One of the greatest drawbacks to electric cars is not just range, but charging.
As it stands, electric cars have yet to truly enter the mainstream. While sales have picked up year-on-year since 2010, EVs currently represent around 1% of the market. Two major issues have seriously hampered the adoption of electric cars versus their cheaper, gasoline-powered cousins: range and charging. Automakers have improved the former, as they continue to build cars with more and more range. Take the Chevrolet Bolt for instance – it manages up to 238 miles on a single charge, which is more than double what the original Nissan LEAF could manage. Then there’s Tesla, which is the current king of the EV space, its cars cresting 300 miles before they need a charge. However, even if you can go a long way, what happens where you run out of juice? That’s where companies like Electrify America come in.
Volkswagen created Electrify America out of its settlement with the California Air Resources Board (CARB) and the EPA to create a nationwide charging network akin to Tesla’s, and they just announced a major expansion to that network. The company announced four equipment suppliers to implement a widespread fast-charging network across the country. Starting this spring, Electrify America will install 2,000 chargers at 484 stations in 39 states in an effort to spur consumer interest and confidence in electric cars. In the next decade, the company will put $2 billion into improving EV infrastructure.
DC fast chargers [Photo: Electrify America]
Electrify America: “Ultra-fast charging stations” the plan moving forward
To that end, they’ve announced ABB, BTC Power, Efacec and Signet – all current EV charging network suppliers – to expand their reach. Addressing the charging issue, Electrify America CEO Mark McNabb said,
“Two of the key issues impacting EV sales today are convenient charging locations and charging speeds that are not fast enough…By placing our ultra-fast charging systems in locations drivers enjoy stopping at, we help reduce charging anxiety and increase the public acceptance of electric vehicles.”
Electrify America is planning to install two types of DC fast-charging cables to hit most modern electric cars out there. The suppliers will equip all these charging stations with either a 50 kW CHAdeMO connector, or a 50 – 350 kW “CCS1” connector. Check out our review of the Nissan LEAF against the Volkswagen e-Golf to find out more about what each of those connections works. Level 2 A/C chargers will also be available at these stations for plug-in hybrids and EVs incapable of fast charging. The stations shown above will use smaller, more flexible cables in their charging systems, which should make the process a bit easier for electric car owners to handle.
Will expanding infrastructure bring EVs into the mainstream?
Volkswagen’s significant investment in electric cars and infrastructure is no small commitment. In the wake of revelations about emissions cheating devices, manufacturers are jumping on the EV bandwagon.

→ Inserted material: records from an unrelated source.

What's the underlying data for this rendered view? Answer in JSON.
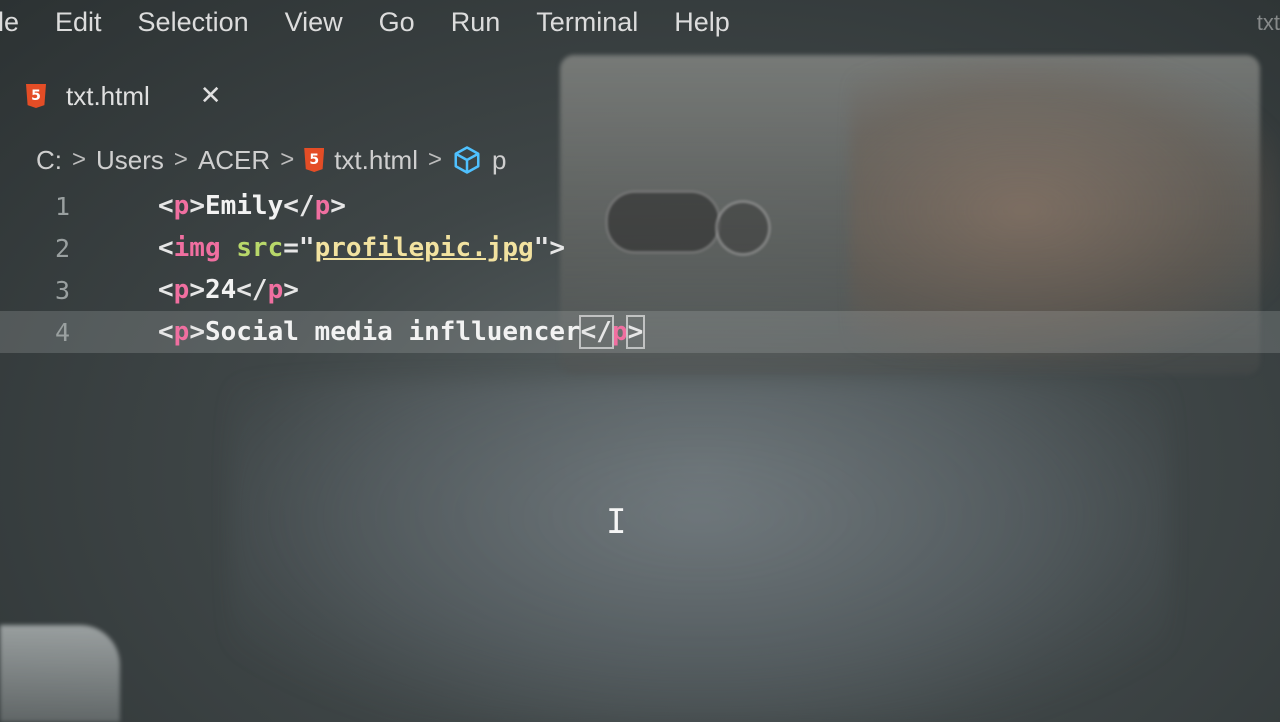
{
  "menu": [
    "le",
    "Edit",
    "Selection",
    "View",
    "Go",
    "Run",
    "Terminal",
    "Help"
  ],
  "menu_right": "txt",
  "tab": {
    "icon": "html5-icon",
    "title": "txt.html",
    "close": "✕"
  },
  "breadcrumb": {
    "items": [
      "C:",
      "Users",
      "ACER"
    ],
    "file": "txt.html",
    "symbol": "p",
    "sep": ">"
  },
  "editor": {
    "lines": [
      {
        "num": "1"
      },
      {
        "num": "2"
      },
      {
        "num": "3"
      },
      {
        "num": "4"
      }
    ],
    "l1": {
      "open": "<",
      "t1": "p",
      "c1": ">",
      "text": "Emily",
      "open2": "</",
      "t2": "p",
      "c2": ">"
    },
    "l2": {
      "open": "<",
      "t1": "img",
      "attr": "src",
      "eq": "=\"",
      "val": "profilepic.jpg",
      "close": "\">"
    },
    "l3": {
      "open": "<",
      "t1": "p",
      "c1": ">",
      "text": "24",
      "open2": "</",
      "t2": "p",
      "c2": ">"
    },
    "l4": {
      "open": "<",
      "t1": "p",
      "c1": ">",
      "text": "Social media inflluencer",
      "open2": "</",
      "t2": "p",
      "c2": ">"
    }
  },
  "cursor": "I"
}
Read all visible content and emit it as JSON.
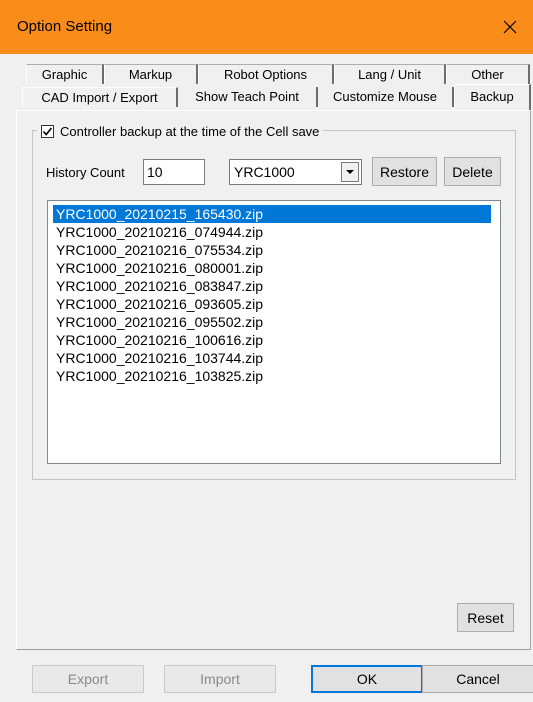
{
  "window": {
    "title": "Option Setting"
  },
  "tabs": {
    "row1": [
      "Graphic",
      "Markup",
      "Robot Options",
      "Lang / Unit",
      "Other"
    ],
    "row2": [
      "CAD Import / Export",
      "Show Teach Point",
      "Customize Mouse",
      "Backup"
    ],
    "active": "Backup"
  },
  "backup": {
    "group_label": "Controller backup at the time of the Cell save",
    "group_checked": true,
    "history_count_label": "History Count",
    "history_count_value": "10",
    "controller_selected": "YRC1000",
    "restore_label": "Restore",
    "delete_label": "Delete",
    "files": [
      "YRC1000_20210215_165430.zip",
      "YRC1000_20210216_074944.zip",
      "YRC1000_20210216_075534.zip",
      "YRC1000_20210216_080001.zip",
      "YRC1000_20210216_083847.zip",
      "YRC1000_20210216_093605.zip",
      "YRC1000_20210216_095502.zip",
      "YRC1000_20210216_100616.zip",
      "YRC1000_20210216_103744.zip",
      "YRC1000_20210216_103825.zip"
    ],
    "selected_index": 0,
    "reset_label": "Reset"
  },
  "footer": {
    "export_label": "Export",
    "import_label": "Import",
    "ok_label": "OK",
    "cancel_label": "Cancel"
  },
  "colors": {
    "titlebar": "#fa8c1a",
    "selection": "#0078d7"
  }
}
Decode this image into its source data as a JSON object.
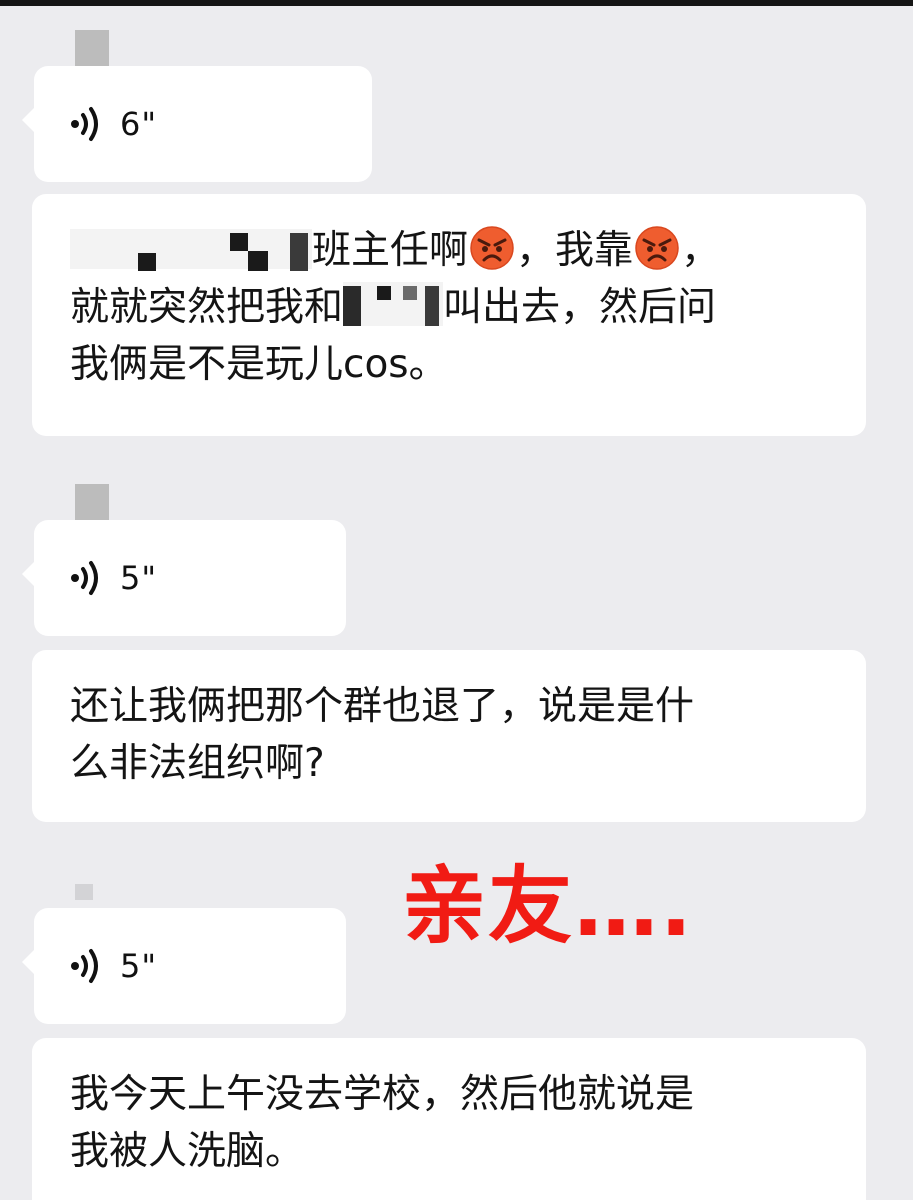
{
  "messages": [
    {
      "type": "voice",
      "duration": "6\""
    },
    {
      "type": "text",
      "segments": {
        "part1": "班主任啊",
        "part2": "，我靠",
        "part3": "，",
        "line2a": "就就突然把我和",
        "line2b": "叫出去，然后问",
        "line3": "我俩是不是玩儿cos。"
      }
    },
    {
      "type": "voice",
      "duration": "5\""
    },
    {
      "type": "text",
      "lines": [
        "还让我俩把那个群也退了，说是是什",
        "么非法组织啊?"
      ]
    },
    {
      "type": "voice",
      "duration": "5\""
    },
    {
      "type": "text",
      "lines": [
        "我今天上午没去学校，然后他就说是",
        "我被人洗脑。"
      ]
    }
  ],
  "overlay": {
    "caption": "亲友…."
  },
  "icons": {
    "voice": "voice-wave-icon",
    "emoji": "pouting-angry-face-icon"
  },
  "colors": {
    "background": "#ececef",
    "bubble": "#ffffff",
    "caption": "#f11b14"
  }
}
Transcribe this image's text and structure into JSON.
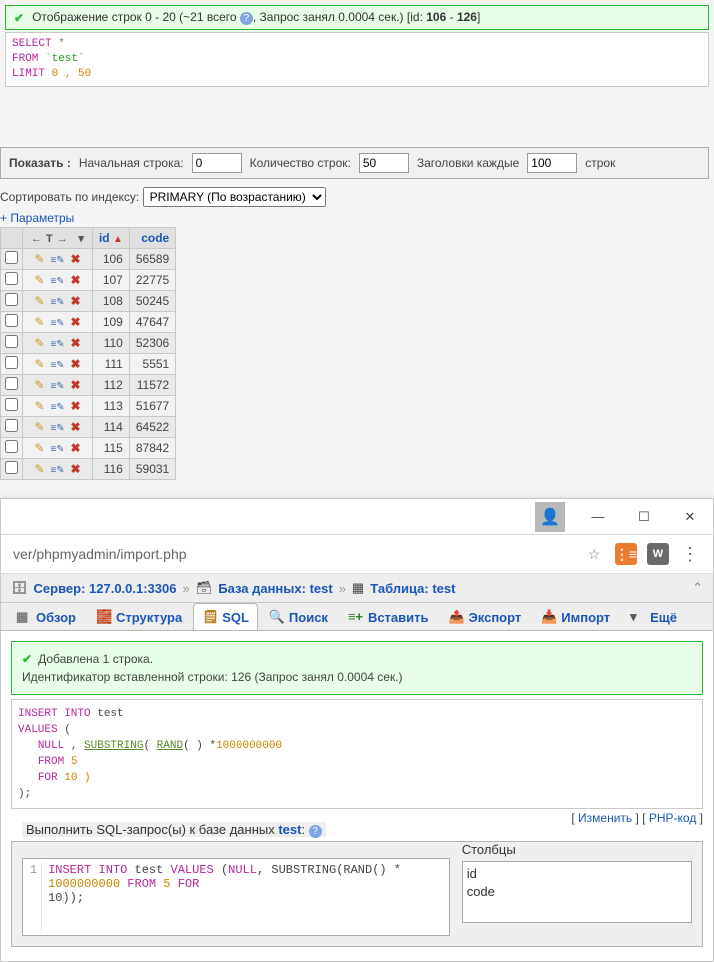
{
  "banner": {
    "text_prefix": "Отображение строк 0 - 20 (~21 всего ",
    "text_mid": ", Запрос занял 0.0004 сек.) [id: ",
    "id_from": "106",
    "id_to": "126",
    "text_suffix": "]"
  },
  "sql1": {
    "l1a": "SELECT",
    "l1b": " *",
    "l2a": "FROM",
    "l2b": " `",
    "l2c": "test",
    "l2d": "`",
    "l3a": "LIMIT",
    "l3b": " 0 , 50"
  },
  "controls": {
    "show_label": "Показать :",
    "start_label": "Начальная строка:",
    "start_value": "0",
    "count_label": "Количество строк:",
    "count_value": "50",
    "every_label": "Заголовки каждые",
    "every_value": "100",
    "rows_label": "строк"
  },
  "sort": {
    "label": "Сортировать по индексу:",
    "value": "PRIMARY (По возрастанию)"
  },
  "params_link": "+ Параметры",
  "columns": {
    "id": "id",
    "code": "code"
  },
  "rows": [
    {
      "id": "106",
      "code": "56589"
    },
    {
      "id": "107",
      "code": "22775"
    },
    {
      "id": "108",
      "code": "50245"
    },
    {
      "id": "109",
      "code": "47647"
    },
    {
      "id": "110",
      "code": "52306"
    },
    {
      "id": "111",
      "code": "5551"
    },
    {
      "id": "112",
      "code": "11572"
    },
    {
      "id": "113",
      "code": "51677"
    },
    {
      "id": "114",
      "code": "64522"
    },
    {
      "id": "115",
      "code": "87842"
    },
    {
      "id": "116",
      "code": "59031"
    }
  ],
  "window": {
    "url": "ver/phpmyadmin/import.php",
    "ext_w": "W"
  },
  "crumbs": {
    "server_label": "Сервер: ",
    "server_value": "127.0.0.1:3306",
    "db_label": "База данных: ",
    "db_value": "test",
    "table_label": "Таблица: ",
    "table_value": "test"
  },
  "tabs": {
    "browse": "Обзор",
    "structure": "Структура",
    "sql": "SQL",
    "search": "Поиск",
    "insert": "Вставить",
    "export": "Экспорт",
    "import": "Импорт",
    "more": "Ещё"
  },
  "banner2": {
    "line1": "Добавлена 1 строка.",
    "line2": "Идентификатор вставленной строки: 126 (Запрос занял 0.0004 сек.)"
  },
  "sql2": {
    "l1a": "INSERT",
    "l1b": " INTO",
    "l1c": " test",
    "l2a": "VALUES",
    "l2b": " (",
    "l3a": "NULL",
    "l3b": " , ",
    "l3c": "SUBSTRING",
    "l3d": "( ",
    "l3e": "RAND",
    "l3f": "( ) *",
    "l3g": "1000000000",
    "l4a": "FROM",
    "l4b": " 5",
    "l5a": "FOR",
    "l5b": " 10 )",
    "l6": ");"
  },
  "sqllinks": {
    "edit": "Изменить",
    "php": "PHP-код"
  },
  "runbox": {
    "legend_prefix": "Выполнить SQL-запрос(ы) к базе данных ",
    "legend_db": "test",
    "legend_suffix": ": ",
    "line_no": "1",
    "code_a": "INSERT",
    "code_b": " INTO",
    "code_c": " test ",
    "code_d": "VALUES",
    "code_e": " (",
    "code_f": "NULL",
    "code_g": ", ",
    "code_h": "SUBSTRING",
    "code_i": "(RAND() * ",
    "code_j": "1000000000",
    "code_k": " FROM",
    "code_l": " 5",
    "code_m": " FOR",
    "code_n": "10));",
    "cols_label": "Столбцы",
    "col1": "id",
    "col2": "code"
  }
}
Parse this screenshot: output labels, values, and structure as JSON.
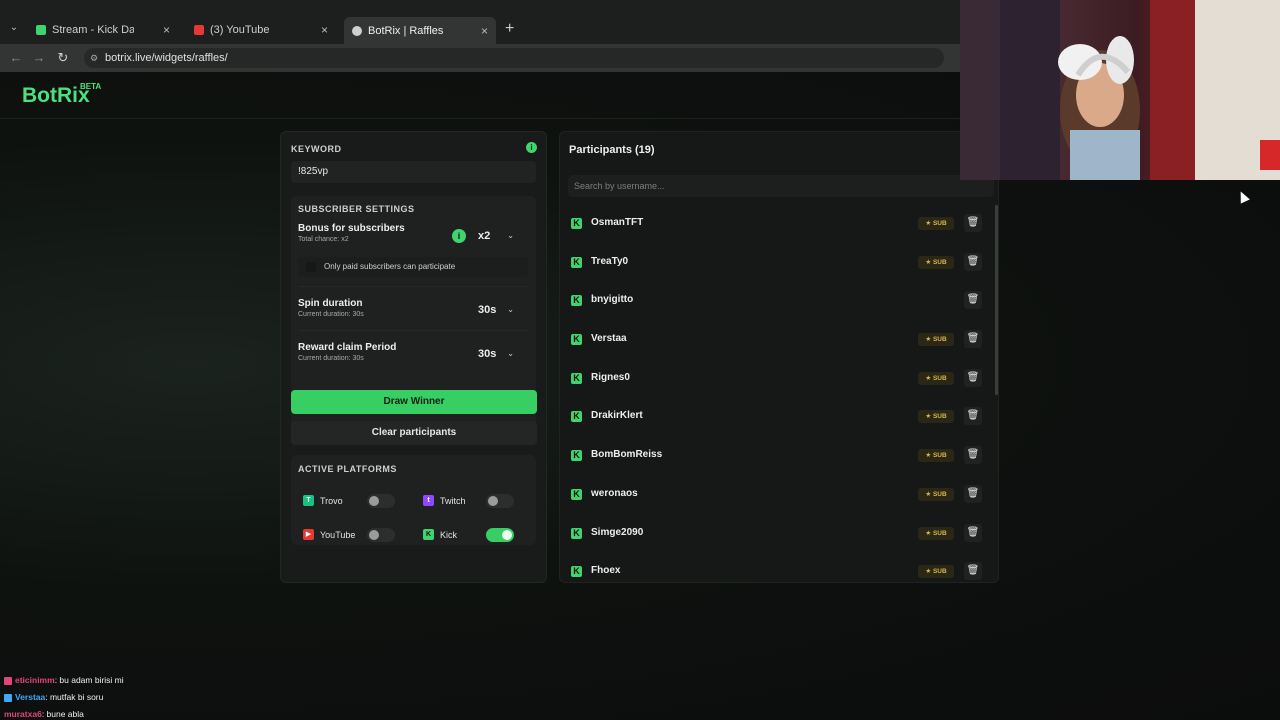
{
  "browser": {
    "tabs": [
      {
        "label": "Stream - Kick Dashboard",
        "favicon_color": "#3fd46c",
        "active": false
      },
      {
        "label": "(3) YouTube",
        "favicon_color": "#e53935",
        "active": false
      },
      {
        "label": "BotRix | Raffles",
        "favicon_color": "#cfcfcf",
        "active": true
      }
    ],
    "new_tab_symbol": "+",
    "url": "botrix.live/widgets/raffles/"
  },
  "app": {
    "logo": "BotRix",
    "logo_badge": "BETA",
    "accent": "#3fd46c"
  },
  "settings": {
    "keyword_label": "KEYWORD",
    "keyword_value": "!825vp",
    "subscriber_section": "SUBSCRIBER SETTINGS",
    "bonus": {
      "title": "Bonus for subscribers",
      "subtitle": "Total chance: x2",
      "value": "x2"
    },
    "paid_only": {
      "label": "Only paid subscribers can participate",
      "checked": false
    },
    "spin": {
      "title": "Spin duration",
      "subtitle": "Current duration: 30s",
      "value": "30s"
    },
    "reward": {
      "title": "Reward claim Period",
      "subtitle": "Current duration: 30s",
      "value": "30s"
    },
    "draw_button": "Draw Winner",
    "clear_button": "Clear participants",
    "platforms_title": "ACTIVE PLATFORMS",
    "platforms": [
      {
        "name": "Trovo",
        "enabled": false,
        "color": "#19c37d"
      },
      {
        "name": "Twitch",
        "enabled": false,
        "color": "#9146ff"
      },
      {
        "name": "YouTube",
        "enabled": false,
        "color": "#e53935"
      },
      {
        "name": "Kick",
        "enabled": true,
        "color": "#3fd46c"
      }
    ]
  },
  "participants": {
    "title": "Participants (19)",
    "search_placeholder": "Search by username...",
    "sub_label": "SUB",
    "list": [
      {
        "name": "OsmanTFT",
        "sub": true
      },
      {
        "name": "TreaTy0",
        "sub": true
      },
      {
        "name": "bnyigitto",
        "sub": false
      },
      {
        "name": "Verstaa",
        "sub": true
      },
      {
        "name": "Rignes0",
        "sub": true
      },
      {
        "name": "DrakirKlert",
        "sub": true
      },
      {
        "name": "BomBomReiss",
        "sub": true
      },
      {
        "name": "weronaos",
        "sub": true
      },
      {
        "name": "Simge2090",
        "sub": true
      },
      {
        "name": "Fhoex",
        "sub": true
      }
    ]
  },
  "chat": [
    {
      "user": "eticinimm",
      "message": ": bu adam birisi mi",
      "color": "#e0457b"
    },
    {
      "user": "Verstaa",
      "message": ": mutfak bi soru",
      "color": "#3fa9f5"
    },
    {
      "user": "muratxa6",
      "message": ": bune abla",
      "color": "#e0457b"
    }
  ]
}
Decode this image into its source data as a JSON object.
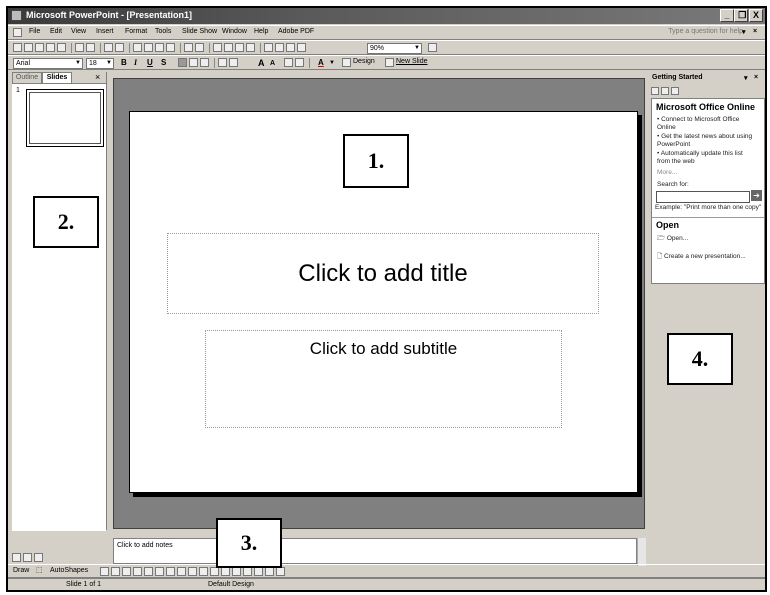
{
  "window": {
    "title": "Microsoft PowerPoint - [Presentation1]",
    "min": "_",
    "max": " ❐",
    "close": "X"
  },
  "menubar": {
    "items": [
      "File",
      "Edit",
      "View",
      "Insert",
      "Format",
      "Tools",
      "Slide Show",
      "Window",
      "Help",
      "Adobe PDF"
    ],
    "ask_placeholder": "Type a question for help"
  },
  "standard_toolbar": {
    "zoom": "90%"
  },
  "format_toolbar": {
    "font": "Arial",
    "size": "18",
    "bold": "B",
    "italic": "I",
    "underline": "U",
    "shadow": "S",
    "grow": "A",
    "shrink": "A",
    "design_label": "Design",
    "new_slide_label": "New Slide"
  },
  "left_pane": {
    "tabs": [
      "Outline",
      "Slides"
    ],
    "close": "×",
    "slide_number": "1"
  },
  "slide": {
    "title_placeholder": "Click to add title",
    "subtitle_placeholder": "Click to add subtitle"
  },
  "notes": {
    "placeholder": "Click to add notes"
  },
  "task_pane": {
    "header": "Getting Started",
    "section1": "Microsoft Office Online",
    "bullets": [
      "Connect to Microsoft Office Online",
      "Get the latest news about using PowerPoint",
      "Automatically update this list from the web"
    ],
    "more": "More...",
    "search_label": "Search for:",
    "example": "Example: \"Print more than one copy\"",
    "section2": "Open",
    "open_link": "Open...",
    "create_link": "Create a new presentation..."
  },
  "callouts": {
    "c1": "1.",
    "c2": "2.",
    "c3": "3.",
    "c4": "4."
  },
  "draw_toolbar": {
    "draw": "Draw",
    "autoshapes": "AutoShapes"
  },
  "status": {
    "slide": "Slide 1 of 1",
    "design": "Default Design"
  }
}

As more continue to develop the cars, so too should the infrastructure expand to support it. The big question hanging over this announcement: will this help bring electric cars into the mainstream? Over the next few years, will more people start to buy into electric cars? These new charging stations will be installed throughout 17 U.S. metropolitan areas. Those include cities like Los Angeles, San Francisco, Boston, New York City, Denver, Houston, Seattle and Washington, D.C.
Stay tuned to TFLcar.com as we cover more electric car and infrastructure news. Subscribe to The Fast Lane Car and TFLnow to catch our latest coverage on plug-in hybrid and electric models! We’ll have more of that coverage coming very soon. If you enjoy our content, please consider donating to TFL through our Patreon page!